Work order ->
Give the number of lines in the following entries that contain the word "this", with nothing added.

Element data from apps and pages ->
*-*-*
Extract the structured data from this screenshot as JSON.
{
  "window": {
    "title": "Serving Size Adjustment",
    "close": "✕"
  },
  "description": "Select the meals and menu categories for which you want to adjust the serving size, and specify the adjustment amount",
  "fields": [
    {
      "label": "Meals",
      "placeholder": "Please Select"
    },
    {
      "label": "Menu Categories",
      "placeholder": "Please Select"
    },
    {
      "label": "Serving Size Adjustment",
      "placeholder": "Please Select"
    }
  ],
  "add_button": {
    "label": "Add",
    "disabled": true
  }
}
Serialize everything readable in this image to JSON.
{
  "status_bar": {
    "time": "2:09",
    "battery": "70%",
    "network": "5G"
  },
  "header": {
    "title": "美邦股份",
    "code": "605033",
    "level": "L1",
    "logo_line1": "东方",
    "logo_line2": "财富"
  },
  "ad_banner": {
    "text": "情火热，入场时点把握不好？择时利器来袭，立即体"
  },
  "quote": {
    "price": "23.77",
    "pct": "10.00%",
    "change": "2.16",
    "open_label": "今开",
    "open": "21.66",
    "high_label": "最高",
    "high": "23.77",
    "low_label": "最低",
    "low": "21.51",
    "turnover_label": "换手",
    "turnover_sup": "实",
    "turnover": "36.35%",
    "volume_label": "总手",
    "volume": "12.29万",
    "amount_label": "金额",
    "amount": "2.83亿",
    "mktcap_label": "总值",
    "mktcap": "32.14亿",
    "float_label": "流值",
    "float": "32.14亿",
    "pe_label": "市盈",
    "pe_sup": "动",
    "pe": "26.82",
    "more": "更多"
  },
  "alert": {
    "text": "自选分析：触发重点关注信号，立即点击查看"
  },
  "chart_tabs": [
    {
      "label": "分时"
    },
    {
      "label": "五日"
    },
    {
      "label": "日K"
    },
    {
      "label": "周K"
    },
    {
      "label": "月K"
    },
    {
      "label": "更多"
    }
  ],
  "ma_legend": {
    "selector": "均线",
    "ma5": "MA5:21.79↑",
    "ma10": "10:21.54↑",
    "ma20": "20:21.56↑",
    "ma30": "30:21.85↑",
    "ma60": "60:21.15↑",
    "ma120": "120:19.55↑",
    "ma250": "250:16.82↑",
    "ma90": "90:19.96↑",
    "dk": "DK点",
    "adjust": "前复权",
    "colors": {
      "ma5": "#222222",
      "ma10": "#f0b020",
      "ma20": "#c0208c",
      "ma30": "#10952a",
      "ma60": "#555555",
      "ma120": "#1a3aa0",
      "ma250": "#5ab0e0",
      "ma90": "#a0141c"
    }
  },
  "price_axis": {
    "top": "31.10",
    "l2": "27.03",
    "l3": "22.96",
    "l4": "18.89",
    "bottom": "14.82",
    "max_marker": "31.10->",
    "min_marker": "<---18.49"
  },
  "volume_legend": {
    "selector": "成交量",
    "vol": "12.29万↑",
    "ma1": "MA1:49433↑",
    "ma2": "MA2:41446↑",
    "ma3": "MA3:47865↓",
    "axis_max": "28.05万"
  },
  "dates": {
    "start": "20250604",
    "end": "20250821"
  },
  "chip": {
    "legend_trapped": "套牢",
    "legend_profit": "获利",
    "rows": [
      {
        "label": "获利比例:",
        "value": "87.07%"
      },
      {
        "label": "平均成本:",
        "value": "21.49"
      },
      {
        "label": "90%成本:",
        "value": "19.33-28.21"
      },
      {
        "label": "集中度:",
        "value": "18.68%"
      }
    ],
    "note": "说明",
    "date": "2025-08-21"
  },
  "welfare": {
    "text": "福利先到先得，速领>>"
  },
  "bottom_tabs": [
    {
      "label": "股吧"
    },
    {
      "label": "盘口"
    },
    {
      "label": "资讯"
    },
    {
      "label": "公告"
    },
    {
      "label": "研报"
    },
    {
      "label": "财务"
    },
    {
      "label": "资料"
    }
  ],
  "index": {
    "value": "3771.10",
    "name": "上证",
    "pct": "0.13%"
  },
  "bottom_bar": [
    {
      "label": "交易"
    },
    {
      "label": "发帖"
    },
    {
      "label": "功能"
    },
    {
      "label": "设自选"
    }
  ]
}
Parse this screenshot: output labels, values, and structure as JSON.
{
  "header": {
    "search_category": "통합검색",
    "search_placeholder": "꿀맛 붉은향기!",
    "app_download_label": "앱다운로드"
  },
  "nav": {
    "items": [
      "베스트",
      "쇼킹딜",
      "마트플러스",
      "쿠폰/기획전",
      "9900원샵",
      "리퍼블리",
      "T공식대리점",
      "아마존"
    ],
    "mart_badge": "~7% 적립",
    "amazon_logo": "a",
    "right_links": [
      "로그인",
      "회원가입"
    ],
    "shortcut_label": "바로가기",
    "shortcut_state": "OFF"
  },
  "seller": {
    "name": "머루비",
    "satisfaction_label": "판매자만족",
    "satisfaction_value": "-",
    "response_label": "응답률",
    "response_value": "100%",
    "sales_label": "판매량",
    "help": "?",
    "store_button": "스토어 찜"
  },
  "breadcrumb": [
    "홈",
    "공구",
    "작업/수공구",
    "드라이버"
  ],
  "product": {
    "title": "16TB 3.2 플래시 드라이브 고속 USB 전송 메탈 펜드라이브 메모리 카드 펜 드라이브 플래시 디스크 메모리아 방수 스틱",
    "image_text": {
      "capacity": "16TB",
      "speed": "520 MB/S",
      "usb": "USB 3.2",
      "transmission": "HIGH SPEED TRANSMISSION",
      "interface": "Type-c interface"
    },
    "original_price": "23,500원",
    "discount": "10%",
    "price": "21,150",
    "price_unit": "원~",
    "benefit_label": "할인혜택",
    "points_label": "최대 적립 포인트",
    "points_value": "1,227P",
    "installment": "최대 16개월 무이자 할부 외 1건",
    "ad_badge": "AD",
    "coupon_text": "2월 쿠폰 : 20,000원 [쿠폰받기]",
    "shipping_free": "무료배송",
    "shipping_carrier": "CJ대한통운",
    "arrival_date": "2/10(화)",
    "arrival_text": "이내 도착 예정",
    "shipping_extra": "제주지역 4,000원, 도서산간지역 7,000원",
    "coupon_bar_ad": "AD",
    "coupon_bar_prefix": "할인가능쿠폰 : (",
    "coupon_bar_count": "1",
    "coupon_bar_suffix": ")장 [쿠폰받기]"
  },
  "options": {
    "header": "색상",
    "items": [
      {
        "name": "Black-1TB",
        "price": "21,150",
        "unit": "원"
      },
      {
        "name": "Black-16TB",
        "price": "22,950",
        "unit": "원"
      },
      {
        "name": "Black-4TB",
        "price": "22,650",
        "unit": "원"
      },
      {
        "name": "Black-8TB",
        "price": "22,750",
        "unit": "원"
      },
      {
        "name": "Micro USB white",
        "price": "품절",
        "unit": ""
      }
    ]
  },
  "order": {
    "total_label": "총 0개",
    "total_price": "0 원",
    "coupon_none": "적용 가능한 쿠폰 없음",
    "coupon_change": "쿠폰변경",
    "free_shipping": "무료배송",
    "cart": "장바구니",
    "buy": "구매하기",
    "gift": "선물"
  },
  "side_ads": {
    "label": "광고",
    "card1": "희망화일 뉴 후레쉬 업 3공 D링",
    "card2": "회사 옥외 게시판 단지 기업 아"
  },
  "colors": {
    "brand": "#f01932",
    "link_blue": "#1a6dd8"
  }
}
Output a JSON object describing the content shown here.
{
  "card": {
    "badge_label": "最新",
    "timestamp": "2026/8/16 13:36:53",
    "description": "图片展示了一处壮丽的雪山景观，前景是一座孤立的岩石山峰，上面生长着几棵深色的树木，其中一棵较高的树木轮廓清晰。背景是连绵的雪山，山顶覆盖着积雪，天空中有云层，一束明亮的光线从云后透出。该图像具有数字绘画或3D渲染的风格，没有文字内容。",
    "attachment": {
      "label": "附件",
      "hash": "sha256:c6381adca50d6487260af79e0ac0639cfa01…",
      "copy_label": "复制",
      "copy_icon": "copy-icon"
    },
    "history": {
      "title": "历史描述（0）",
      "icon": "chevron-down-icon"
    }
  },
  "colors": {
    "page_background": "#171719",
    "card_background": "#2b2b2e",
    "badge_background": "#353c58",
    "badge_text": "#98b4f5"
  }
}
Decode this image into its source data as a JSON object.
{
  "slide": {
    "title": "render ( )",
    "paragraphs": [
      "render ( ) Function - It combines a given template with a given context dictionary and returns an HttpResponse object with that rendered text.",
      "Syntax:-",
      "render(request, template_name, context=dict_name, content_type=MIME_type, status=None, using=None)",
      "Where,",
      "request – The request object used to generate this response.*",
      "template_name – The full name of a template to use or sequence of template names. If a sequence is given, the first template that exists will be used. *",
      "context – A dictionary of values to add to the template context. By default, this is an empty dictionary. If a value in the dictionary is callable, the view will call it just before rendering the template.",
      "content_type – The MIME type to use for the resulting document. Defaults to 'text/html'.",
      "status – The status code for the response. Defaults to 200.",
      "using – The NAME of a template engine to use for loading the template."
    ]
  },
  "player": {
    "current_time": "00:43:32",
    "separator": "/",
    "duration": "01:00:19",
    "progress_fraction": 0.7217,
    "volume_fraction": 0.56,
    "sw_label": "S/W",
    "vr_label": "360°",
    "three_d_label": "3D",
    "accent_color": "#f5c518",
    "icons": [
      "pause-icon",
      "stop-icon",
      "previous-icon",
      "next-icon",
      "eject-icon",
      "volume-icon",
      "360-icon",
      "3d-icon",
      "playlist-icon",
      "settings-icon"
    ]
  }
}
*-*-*
Your solution ->
6